The spaghetti incident
Strings that are too loose entail several problems:
The pitch is compromised, depending on the force of the attack of the right hand, especially with open strings. If you take your time to practice like a madman and be impeccable in terms of rhythm, it would be stupid to let all your efforts go down the drain due to pitch problems.
If the strings offer little resistance to the pick, the playing is conditioned, since the guitar player will be forced to barely touch the strings to play them. The sound loses a lot of dynamics and presence when you do not attack the strings with enough strength.
Besides, the neck may not appreciate the lack of tension. Over time, it may bend if not adequately adjusted.
Can my guitar take all that?

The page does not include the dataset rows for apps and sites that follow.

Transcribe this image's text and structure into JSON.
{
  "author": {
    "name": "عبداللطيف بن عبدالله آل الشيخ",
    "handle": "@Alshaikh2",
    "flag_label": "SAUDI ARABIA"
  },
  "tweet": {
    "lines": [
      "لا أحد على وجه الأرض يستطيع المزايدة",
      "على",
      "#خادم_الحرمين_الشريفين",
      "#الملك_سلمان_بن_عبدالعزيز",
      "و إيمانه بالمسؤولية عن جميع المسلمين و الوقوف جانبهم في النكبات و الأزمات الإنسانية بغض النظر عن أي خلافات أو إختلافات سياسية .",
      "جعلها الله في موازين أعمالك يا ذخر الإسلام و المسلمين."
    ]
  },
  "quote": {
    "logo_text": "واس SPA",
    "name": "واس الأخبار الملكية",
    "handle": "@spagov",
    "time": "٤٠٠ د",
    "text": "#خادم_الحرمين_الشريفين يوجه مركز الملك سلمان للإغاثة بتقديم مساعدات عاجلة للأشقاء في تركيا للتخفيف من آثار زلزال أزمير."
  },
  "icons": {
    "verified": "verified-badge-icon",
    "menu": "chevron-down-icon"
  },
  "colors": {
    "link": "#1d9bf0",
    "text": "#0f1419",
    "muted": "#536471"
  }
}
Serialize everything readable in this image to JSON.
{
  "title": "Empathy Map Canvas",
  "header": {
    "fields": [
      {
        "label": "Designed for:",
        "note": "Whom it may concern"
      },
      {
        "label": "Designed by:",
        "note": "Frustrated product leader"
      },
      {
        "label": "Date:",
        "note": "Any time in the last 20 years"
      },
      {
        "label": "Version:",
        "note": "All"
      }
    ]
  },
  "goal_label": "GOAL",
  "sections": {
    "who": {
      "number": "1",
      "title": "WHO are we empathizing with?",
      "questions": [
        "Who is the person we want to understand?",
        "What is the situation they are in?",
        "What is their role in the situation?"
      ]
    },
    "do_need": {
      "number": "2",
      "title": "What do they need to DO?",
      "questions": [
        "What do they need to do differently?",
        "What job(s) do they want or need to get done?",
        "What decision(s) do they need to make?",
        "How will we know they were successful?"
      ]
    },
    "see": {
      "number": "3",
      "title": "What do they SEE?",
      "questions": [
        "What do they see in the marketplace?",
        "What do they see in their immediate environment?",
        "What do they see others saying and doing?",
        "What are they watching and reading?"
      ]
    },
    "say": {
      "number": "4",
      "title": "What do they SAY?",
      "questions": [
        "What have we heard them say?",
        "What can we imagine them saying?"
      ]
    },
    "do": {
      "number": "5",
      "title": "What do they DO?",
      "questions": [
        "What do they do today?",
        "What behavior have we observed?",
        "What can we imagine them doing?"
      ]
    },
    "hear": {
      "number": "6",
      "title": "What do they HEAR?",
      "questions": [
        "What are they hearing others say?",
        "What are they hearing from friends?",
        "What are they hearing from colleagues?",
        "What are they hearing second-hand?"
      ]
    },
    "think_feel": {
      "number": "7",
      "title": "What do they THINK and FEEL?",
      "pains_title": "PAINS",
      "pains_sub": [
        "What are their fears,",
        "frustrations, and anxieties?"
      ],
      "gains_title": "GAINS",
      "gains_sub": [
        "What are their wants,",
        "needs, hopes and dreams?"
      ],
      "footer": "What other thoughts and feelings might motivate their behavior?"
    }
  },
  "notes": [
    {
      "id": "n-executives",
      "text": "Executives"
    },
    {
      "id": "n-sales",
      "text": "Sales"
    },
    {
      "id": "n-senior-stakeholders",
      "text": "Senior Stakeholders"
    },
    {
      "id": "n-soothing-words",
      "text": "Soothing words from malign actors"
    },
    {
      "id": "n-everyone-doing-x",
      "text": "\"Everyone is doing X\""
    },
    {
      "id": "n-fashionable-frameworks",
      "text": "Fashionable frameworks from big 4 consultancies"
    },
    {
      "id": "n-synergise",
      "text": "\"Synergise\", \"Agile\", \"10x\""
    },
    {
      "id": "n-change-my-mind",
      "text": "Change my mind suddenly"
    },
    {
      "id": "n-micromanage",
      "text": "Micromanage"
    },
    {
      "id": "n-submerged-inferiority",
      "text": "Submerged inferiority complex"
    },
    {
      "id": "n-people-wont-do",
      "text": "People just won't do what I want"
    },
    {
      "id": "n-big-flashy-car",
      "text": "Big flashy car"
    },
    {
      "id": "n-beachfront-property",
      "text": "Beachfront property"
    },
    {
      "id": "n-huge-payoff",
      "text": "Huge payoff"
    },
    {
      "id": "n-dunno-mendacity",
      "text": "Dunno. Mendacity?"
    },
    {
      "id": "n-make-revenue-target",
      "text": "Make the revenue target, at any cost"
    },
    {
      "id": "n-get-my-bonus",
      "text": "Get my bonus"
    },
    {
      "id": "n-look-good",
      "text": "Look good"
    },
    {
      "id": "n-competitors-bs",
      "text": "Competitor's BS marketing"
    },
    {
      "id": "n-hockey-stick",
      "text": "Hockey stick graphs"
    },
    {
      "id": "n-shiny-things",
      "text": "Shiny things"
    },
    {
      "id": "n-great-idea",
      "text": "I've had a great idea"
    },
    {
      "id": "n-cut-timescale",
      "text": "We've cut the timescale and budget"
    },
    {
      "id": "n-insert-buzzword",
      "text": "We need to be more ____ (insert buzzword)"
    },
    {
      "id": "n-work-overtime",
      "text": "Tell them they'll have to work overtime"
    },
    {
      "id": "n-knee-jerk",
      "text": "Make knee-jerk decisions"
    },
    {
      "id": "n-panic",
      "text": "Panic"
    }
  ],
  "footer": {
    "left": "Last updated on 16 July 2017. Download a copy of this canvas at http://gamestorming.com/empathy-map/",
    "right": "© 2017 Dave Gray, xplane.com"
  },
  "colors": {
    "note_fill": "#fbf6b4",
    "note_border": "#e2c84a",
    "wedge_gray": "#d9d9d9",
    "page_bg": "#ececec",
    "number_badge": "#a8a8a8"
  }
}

Before you rush into a store to get a 13–68 string set, first ask yourself the next question: Do the corresponding guitar parts (bridge, nut, and tuners) have the right dimensions for the new strings? Because it’s not unusual for the holes to be too small above a certain gauge, which will force you to lower a bit your expectations or change certain parts of your guitar ─ if it’s worth the effort. In this respect, you should know that you are gonna need some patience and special tools (like these by Ibanez, for example) to correctly increase the size of the nut.
The influence of the scale length
The length between the nut and the bridge is also part of the equation involving the load on the neck, the frequency of the desired note and the string gauge. Thus, a short (Gibson-like) scale requires a thicker gauge than a long (Fender-like) scale to achieve the same tension.
Choosing the right gauge
You have two options to equip your guitar with custom strings:
Create your own string set by choosing the gauge of each string individually. A pertinent approach, which will nevertheless require you to study the matter seriously. To that end, you can take a look at this gauge calculator, for example, or find others online. Do note, however, that not all manufacturers provide enough info about their strings to be able to do the calculations (although the values can usually be extrapolated between brands).
Choose a “commercial” set of strings. To make your life easier in the jungle of string gauges, I have decided to provide you a table where I summarize everything I have learned so far. It’s not the Rosetta Stone of the open-drop geek, but it’s a good starting point in your quest for your own personal Holy Grail. To download it, you just have to click here.
Finally, if the neck and the vibrato can stay in place when the tension of the strings is similar to that of a standard gauge tuned to E, the intonation will often require a substantial adjustment to be able to play in tune all along the neck.